In the latest revision, the board decided instead to parse the longevity payments out, so that the superintendent will receive an additional $1,363.64 per month from July 2019 until April 2021. Patrick said this was done to be fair due to retirement calculations. The automatic pay increase based on a pay raise enacted by the Alabama Legislature won’t apply to these longevity payments. 

“Everyone was given the opportunity to participate in the negotiation process,” Patrick said. “We had two committees that were formed. Everyone who did not participate in the first committee was asked point-blank if they would be willing to serve on that committee. The board president has to serve on the committee. The only other person who said he could serve was Reverend Baird.” 

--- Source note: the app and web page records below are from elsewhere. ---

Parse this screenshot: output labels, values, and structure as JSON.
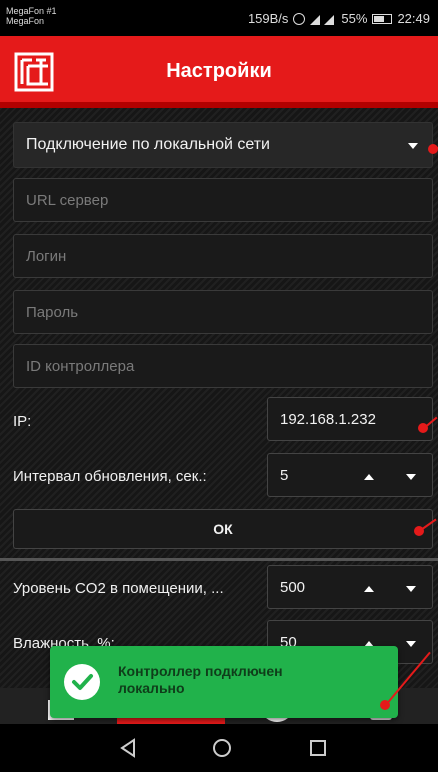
{
  "status_bar": {
    "carrier_1": "MegaFon #1",
    "carrier_2": "MegaFon",
    "net_speed": "159B/s",
    "battery": "55%",
    "time": "22:49"
  },
  "app_bar": {
    "title": "Настройки",
    "logo_icon": "gts-logo-icon"
  },
  "connection": {
    "selected": "Подключение по локальной сети"
  },
  "fields": {
    "url": {
      "placeholder": "URL сервер",
      "value": ""
    },
    "login": {
      "placeholder": "Логин",
      "value": ""
    },
    "password": {
      "placeholder": "Пароль",
      "value": ""
    },
    "controller_id": {
      "placeholder": "ID контроллера",
      "value": ""
    }
  },
  "ip": {
    "label": "IP:",
    "value": "192.168.1.232"
  },
  "interval": {
    "label": "Интервал обновления, сек.:",
    "value": "5"
  },
  "ok_button": {
    "label": "ОК"
  },
  "co2": {
    "label": "Уровень CO2 в помещении, ...",
    "value": "500"
  },
  "humidity": {
    "label": "Влажность, %:",
    "value": "50"
  },
  "toast": {
    "message": "Контроллер подключен локально",
    "icon": "check-icon"
  },
  "colors": {
    "accent": "#e51a1a",
    "toast": "#21b24b",
    "background": "#1c1c1c"
  }
}
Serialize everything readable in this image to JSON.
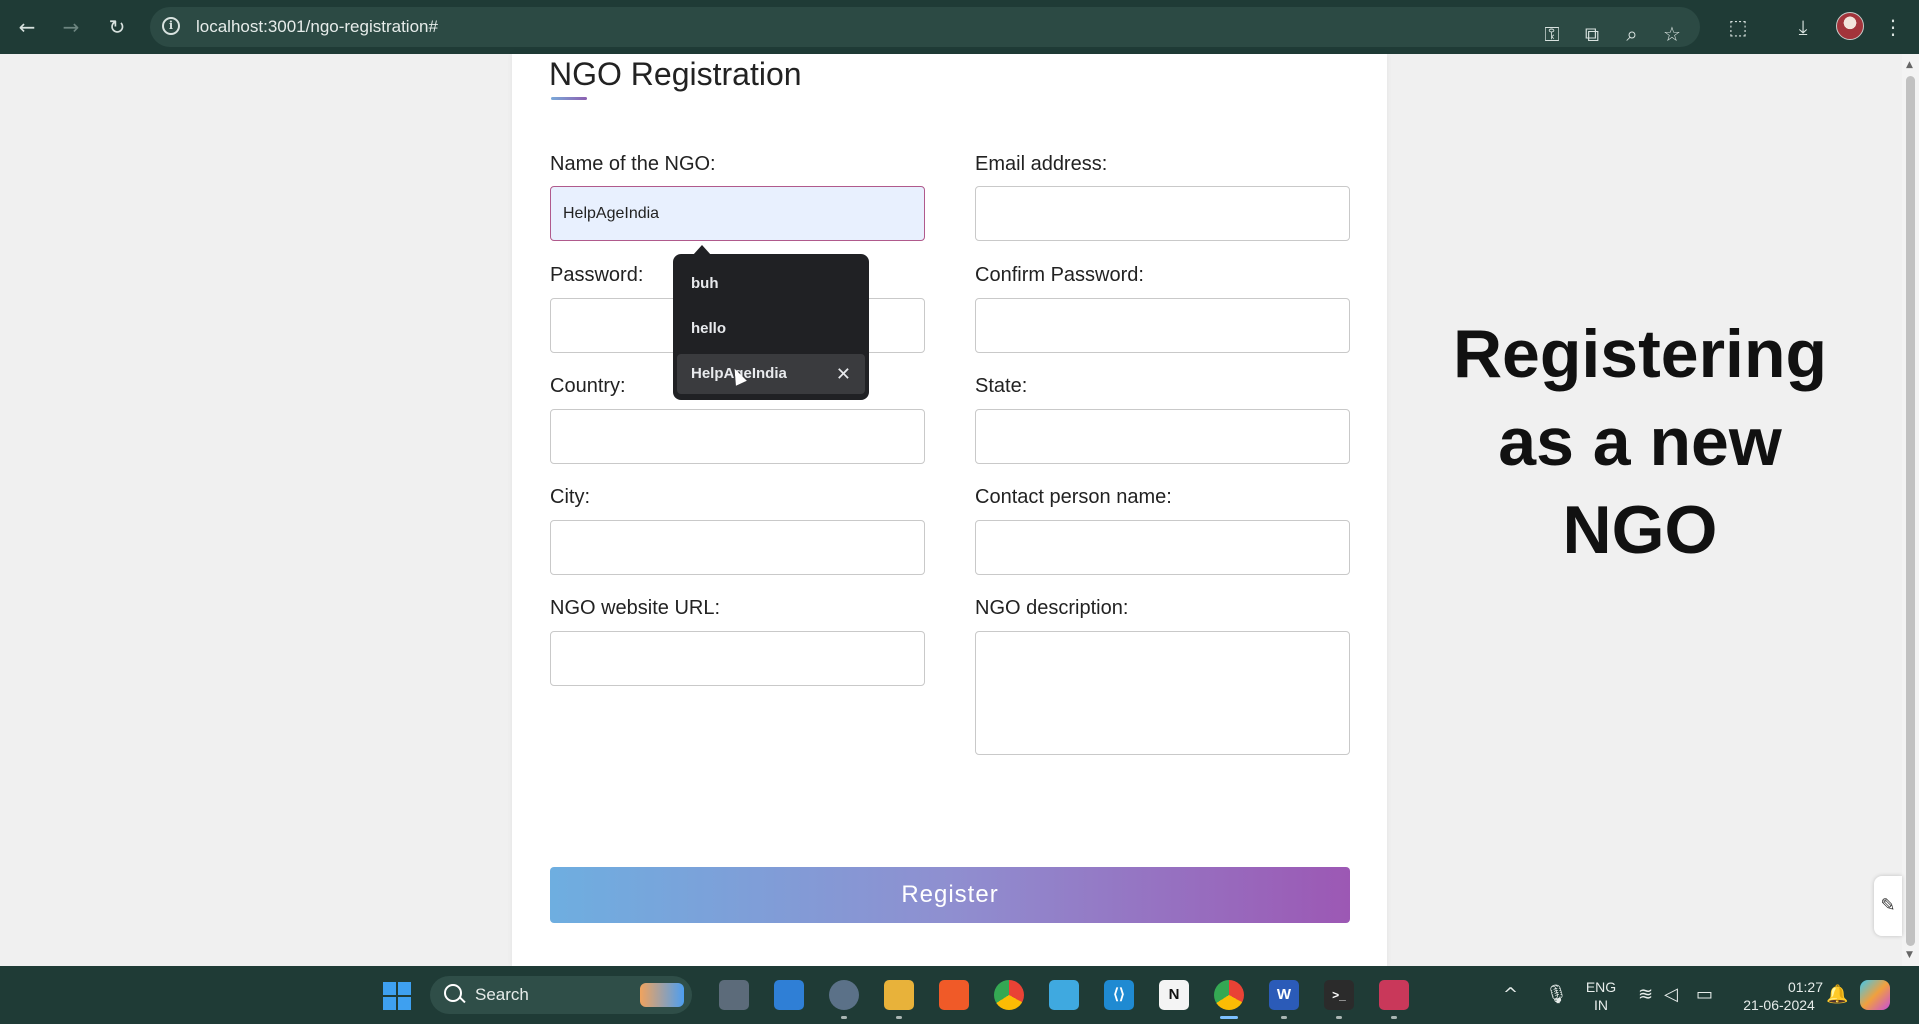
{
  "browser": {
    "url": "localhost:3001/ngo-registration#",
    "back": "←",
    "forward": "→",
    "reload": "↻",
    "info": "i",
    "icons": [
      "key-icon",
      "cast-icon",
      "zoom-icon",
      "star-icon",
      "extensions-icon",
      "download-icon",
      "avatar",
      "menu-icon"
    ]
  },
  "form": {
    "title": "NGO Registration",
    "fields": {
      "ngo_name": {
        "label": "Name of the NGO:",
        "value": "HelpAgeIndia"
      },
      "email": {
        "label": "Email address:",
        "value": ""
      },
      "password": {
        "label": "Password:",
        "value": ""
      },
      "confirm_password": {
        "label": "Confirm Password:",
        "value": ""
      },
      "country": {
        "label": "Country:",
        "value": ""
      },
      "state": {
        "label": "State:",
        "value": ""
      },
      "city": {
        "label": "City:",
        "value": ""
      },
      "contact_person": {
        "label": "Contact person name:",
        "value": ""
      },
      "website": {
        "label": "NGO website URL:",
        "value": ""
      },
      "description": {
        "label": "NGO description:",
        "value": ""
      }
    },
    "register_label": "Register"
  },
  "autofill": {
    "items": [
      {
        "label": "buh"
      },
      {
        "label": "hello"
      },
      {
        "label": "HelpAgeIndia",
        "remove": "✕"
      }
    ]
  },
  "side_heading": {
    "line1": "Registering",
    "line2": "as a new",
    "line3": "NGO"
  },
  "taskbar": {
    "search_label": "Search",
    "lang": "ENG",
    "region": "IN",
    "time": "01:27",
    "date": "21-06-2024",
    "apps": [
      "task-view",
      "store",
      "settings",
      "file-explorer",
      "brave",
      "chrome",
      "notepad",
      "vscode",
      "notion",
      "chrome-active",
      "word",
      "terminal",
      "snipping-tool"
    ],
    "app_glyphs": {
      "vscode": "⟨⟩",
      "notion": "N",
      "word": "W",
      "terminal": ">_"
    }
  },
  "colors": {
    "chrome_bg": "#1f3b36",
    "focus_border": "#b05a8c",
    "button_gradient_start": "#6eaee0",
    "button_gradient_end": "#9c58b4"
  }
}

Patrick said revising the contract was a long process of back and forth with negotiations; also, several e-mails went out to board members, asking for feedback or anything they felt like they wanted to see implemented or changed in the contract. 

“Everyone was given an opportunity to give input,” Patrick added. 

As of July 1, the superintendent’s salary rose to from $165,000 to $175,890, an increase of $10,890. Previously, the board had raised the superintendent’s salary by nine percent in 2016 – from $147,664 to $165,000, an increase of $17,336. Patrick said this last increase in salary is not a raise by the board, but that when the state votes to give employees in the school system a raise the superintendent also gets a raise. She said that this amount reflects that fact. 




Other benefits included in the contract are a school board vehicle for official business, which includes all maintenance, fuel, and insurance; a $1,000 per month housing allowance; business expenses; health insurance; retirement; 15 days of paid vacation that can be carried up to 30 days; personal leave as accorded to the board; and reimbursement of reasonable professional development expenses.  

How does Wilkes’ salary compare to the rest of the superintendents in Alabama? According to Alabama Department of Education data, there are 206 superintendents in the state. Superintendent Wilkes is in 17thplace per the 2019 report. If only counting city systems, Wilkes comes in at 11thplace for salary.

The highest paid superintendent is in Jefferson County with a salary of $284,108 and an Average Daily Membership (ADM) of 35,823.05. The lowest paid superintendent in the state is Barbour County with an ADM of 722.40 and a salary of just $19,100. The ADM is an attendance calculation directly tied to student funding which provides a total number of students enrolled for a defined period. Phenix City has an ADM of 6,961.50, which put it in 32ndplace for enrollment for the state. In only city systems, Phenix City ranks 10thin ADM.